** The problem **
Look through the records below, and copy out every line that holds the string "subject".

(Dataset records)

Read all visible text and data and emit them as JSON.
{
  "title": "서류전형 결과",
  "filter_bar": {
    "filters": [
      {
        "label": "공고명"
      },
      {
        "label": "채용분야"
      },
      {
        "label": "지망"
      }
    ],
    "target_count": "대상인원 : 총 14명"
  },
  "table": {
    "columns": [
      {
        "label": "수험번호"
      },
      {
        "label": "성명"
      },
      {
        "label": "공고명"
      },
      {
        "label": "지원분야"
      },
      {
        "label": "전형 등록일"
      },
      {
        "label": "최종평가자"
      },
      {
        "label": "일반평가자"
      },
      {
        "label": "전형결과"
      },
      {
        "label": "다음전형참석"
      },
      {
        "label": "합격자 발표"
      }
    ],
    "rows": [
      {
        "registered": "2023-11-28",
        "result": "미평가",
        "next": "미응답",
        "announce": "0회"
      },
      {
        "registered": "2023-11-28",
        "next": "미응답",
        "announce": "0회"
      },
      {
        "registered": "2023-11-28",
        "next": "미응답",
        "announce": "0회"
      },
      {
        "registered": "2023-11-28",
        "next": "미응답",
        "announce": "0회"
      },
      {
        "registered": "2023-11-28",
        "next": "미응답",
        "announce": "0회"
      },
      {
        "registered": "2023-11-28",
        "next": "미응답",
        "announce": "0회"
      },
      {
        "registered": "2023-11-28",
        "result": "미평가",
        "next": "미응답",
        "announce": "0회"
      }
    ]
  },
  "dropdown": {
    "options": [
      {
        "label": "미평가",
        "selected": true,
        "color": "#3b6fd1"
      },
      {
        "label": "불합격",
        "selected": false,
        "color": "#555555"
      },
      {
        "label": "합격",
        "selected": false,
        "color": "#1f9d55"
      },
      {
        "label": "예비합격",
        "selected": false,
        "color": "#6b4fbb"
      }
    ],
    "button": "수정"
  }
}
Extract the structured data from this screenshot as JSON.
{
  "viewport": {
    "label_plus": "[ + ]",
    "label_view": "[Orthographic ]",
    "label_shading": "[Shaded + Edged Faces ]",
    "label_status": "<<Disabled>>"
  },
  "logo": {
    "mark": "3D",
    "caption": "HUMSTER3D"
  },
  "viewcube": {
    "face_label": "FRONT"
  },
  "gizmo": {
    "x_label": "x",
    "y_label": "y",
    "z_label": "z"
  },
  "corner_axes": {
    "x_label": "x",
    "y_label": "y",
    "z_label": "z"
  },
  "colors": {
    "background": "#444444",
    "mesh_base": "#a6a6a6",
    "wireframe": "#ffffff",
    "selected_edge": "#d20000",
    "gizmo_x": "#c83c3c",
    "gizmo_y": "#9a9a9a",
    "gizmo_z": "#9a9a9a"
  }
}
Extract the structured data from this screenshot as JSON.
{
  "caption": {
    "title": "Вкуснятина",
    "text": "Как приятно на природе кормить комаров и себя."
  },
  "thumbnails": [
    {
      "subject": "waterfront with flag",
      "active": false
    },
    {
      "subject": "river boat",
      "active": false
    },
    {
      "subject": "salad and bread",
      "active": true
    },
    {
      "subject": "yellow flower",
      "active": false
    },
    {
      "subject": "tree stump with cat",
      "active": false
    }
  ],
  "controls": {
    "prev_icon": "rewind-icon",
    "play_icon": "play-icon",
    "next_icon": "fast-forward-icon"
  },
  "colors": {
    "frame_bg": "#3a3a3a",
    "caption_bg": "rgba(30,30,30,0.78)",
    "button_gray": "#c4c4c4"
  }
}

** Written reply **
      "subject": "waterfront with flag",
      "subject": "river boat",
      "subject": "salad and bread",
      "subject": "yellow flower",
      "subject": "tree stump with cat",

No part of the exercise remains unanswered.